TRY IT :: Which lines run from the one containing "Output a JSON" to the end of the entries below? Retype exactly those, both ends included.

[EXCERPTED DATA]

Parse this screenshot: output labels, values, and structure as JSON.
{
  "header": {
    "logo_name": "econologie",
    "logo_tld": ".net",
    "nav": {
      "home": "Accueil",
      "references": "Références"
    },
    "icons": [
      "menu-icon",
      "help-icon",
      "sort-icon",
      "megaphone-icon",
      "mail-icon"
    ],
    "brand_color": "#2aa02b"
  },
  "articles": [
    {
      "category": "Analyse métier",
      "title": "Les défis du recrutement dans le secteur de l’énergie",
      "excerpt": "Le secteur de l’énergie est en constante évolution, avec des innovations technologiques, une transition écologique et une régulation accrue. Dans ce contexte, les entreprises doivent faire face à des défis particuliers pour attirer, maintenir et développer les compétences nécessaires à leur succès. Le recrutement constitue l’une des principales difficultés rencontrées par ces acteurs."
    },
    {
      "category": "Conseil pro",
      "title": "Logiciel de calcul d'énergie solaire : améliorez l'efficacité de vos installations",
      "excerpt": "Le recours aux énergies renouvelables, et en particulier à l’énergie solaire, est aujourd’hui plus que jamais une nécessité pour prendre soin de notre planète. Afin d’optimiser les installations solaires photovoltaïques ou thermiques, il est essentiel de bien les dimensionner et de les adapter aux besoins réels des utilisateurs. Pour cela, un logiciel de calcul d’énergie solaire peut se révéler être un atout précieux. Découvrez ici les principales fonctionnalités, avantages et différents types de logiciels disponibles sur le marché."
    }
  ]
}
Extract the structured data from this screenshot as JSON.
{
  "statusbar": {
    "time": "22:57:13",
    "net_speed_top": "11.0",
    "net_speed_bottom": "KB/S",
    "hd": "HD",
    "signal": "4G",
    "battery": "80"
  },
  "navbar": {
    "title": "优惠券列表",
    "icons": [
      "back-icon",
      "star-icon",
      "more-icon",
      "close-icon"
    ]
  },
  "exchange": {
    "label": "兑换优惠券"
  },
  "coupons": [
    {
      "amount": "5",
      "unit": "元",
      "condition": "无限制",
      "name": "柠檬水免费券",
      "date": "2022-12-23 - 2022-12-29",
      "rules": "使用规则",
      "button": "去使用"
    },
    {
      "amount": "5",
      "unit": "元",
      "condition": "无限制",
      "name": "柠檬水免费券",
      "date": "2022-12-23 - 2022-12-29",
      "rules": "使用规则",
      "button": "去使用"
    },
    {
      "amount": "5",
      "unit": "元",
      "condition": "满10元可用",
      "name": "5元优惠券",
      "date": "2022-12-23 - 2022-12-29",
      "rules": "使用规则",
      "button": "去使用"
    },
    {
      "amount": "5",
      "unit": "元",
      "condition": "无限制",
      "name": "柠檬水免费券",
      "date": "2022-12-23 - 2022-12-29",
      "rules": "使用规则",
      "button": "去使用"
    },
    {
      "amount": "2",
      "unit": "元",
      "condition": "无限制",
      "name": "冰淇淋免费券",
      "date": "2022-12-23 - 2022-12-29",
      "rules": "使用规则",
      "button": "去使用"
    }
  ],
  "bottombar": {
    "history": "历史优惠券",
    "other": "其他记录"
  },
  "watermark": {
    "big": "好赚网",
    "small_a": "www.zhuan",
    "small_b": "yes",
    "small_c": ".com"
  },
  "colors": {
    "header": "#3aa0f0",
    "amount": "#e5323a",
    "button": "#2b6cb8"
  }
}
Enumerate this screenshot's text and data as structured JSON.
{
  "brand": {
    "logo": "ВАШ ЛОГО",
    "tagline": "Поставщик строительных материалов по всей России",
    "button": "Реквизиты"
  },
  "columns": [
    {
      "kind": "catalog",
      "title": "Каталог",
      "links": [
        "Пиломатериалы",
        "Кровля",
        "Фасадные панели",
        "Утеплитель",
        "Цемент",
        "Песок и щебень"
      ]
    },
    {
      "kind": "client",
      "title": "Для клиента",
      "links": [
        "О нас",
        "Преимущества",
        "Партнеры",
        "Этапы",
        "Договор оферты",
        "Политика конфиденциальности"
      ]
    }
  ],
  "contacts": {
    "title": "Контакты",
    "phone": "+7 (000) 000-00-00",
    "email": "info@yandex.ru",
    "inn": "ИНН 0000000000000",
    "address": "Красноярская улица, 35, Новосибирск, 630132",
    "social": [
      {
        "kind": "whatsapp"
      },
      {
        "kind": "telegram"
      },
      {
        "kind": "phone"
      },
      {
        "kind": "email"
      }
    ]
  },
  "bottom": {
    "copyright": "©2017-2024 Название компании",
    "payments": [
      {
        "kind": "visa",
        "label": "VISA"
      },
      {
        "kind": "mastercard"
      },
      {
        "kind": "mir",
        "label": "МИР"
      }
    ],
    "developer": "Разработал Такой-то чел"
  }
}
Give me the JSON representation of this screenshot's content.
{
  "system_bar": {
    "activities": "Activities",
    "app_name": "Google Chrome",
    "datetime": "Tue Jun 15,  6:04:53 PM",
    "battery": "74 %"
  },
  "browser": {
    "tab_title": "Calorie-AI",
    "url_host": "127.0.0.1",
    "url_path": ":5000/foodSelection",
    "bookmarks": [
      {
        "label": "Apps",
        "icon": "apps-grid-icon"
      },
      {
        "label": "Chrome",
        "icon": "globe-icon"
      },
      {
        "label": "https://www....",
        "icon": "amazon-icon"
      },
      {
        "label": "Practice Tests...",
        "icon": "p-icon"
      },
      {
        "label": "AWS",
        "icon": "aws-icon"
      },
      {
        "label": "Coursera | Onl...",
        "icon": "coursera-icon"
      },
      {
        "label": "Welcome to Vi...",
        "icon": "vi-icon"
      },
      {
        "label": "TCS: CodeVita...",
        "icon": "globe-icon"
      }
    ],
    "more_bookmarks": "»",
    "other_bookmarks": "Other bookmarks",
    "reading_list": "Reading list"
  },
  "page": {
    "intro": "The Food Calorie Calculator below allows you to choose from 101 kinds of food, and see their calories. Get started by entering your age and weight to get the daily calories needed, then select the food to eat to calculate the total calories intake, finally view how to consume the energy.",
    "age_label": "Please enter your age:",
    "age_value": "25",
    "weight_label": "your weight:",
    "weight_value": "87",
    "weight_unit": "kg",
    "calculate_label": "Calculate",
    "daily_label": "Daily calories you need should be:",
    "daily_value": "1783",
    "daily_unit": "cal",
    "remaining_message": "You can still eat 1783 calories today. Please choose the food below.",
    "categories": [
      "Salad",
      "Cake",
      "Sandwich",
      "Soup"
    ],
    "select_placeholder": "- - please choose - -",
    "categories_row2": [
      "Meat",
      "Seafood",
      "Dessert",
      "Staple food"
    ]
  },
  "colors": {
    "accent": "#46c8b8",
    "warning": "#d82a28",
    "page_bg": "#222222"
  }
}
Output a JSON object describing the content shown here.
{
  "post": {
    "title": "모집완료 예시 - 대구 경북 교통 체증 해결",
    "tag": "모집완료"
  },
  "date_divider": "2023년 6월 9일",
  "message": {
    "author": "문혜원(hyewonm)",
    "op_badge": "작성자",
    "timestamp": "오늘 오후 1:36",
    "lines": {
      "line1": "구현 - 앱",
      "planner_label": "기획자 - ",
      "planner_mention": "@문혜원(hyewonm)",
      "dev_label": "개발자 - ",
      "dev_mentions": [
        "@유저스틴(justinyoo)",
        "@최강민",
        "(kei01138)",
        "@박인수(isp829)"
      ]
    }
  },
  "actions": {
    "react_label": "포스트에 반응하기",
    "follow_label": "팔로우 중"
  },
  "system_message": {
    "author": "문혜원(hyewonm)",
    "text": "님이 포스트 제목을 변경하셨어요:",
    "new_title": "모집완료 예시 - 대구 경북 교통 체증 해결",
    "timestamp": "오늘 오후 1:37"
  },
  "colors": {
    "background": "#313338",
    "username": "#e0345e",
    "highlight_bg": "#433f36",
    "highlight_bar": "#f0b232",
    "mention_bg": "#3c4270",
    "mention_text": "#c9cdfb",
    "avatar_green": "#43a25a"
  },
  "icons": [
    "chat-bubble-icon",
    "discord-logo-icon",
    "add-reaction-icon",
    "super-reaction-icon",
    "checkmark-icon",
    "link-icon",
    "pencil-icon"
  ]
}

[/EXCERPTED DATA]

ANSWER FOR THIS EXERCISE ::
Output a JSON object describing the content shown here.
{
  "post": {
    "title": "모집완료 예시 - 대구 경북 교통 체증 해결",
    "tag": "모집완료"
  },
  "date_divider": "2023년 6월 9일",
  "message": {
    "author": "문혜원(hyewonm)",
    "op_badge": "작성자",
    "timestamp": "오늘 오후 1:36",
    "lines": {
      "line1": "구현 - 앱",
      "planner_label": "기획자 - ",
      "planner_mention": "@문혜원(hyewonm)",
      "dev_label": "개발자 - ",
      "dev_mentions": [
        "@유저스틴(justinyoo)",
        "@최강민",
        "(kei01138)",
        "@박인수(isp829)"
      ]
    }
  },
  "actions": {
    "react_label": "포스트에 반응하기",
    "follow_label": "팔로우 중"
  },
  "system_message": {
    "author": "문혜원(hyewonm)",
    "text": "님이 포스트 제목을 변경하셨어요:",
    "new_title": "모집완료 예시 - 대구 경북 교통 체증 해결",
    "timestamp": "오늘 오후 1:37"
  },
  "colors": {
    "background": "#313338",
    "username": "#e0345e",
    "highlight_bg": "#433f36",
    "highlight_bar": "#f0b232",
    "mention_bg": "#3c4270",
    "mention_text": "#c9cdfb",
    "avatar_green": "#43a25a"
  },
  "icons": [
    "chat-bubble-icon",
    "discord-logo-icon",
    "add-reaction-icon",
    "super-reaction-icon",
    "checkmark-icon",
    "link-icon",
    "pencil-icon"
  ]
}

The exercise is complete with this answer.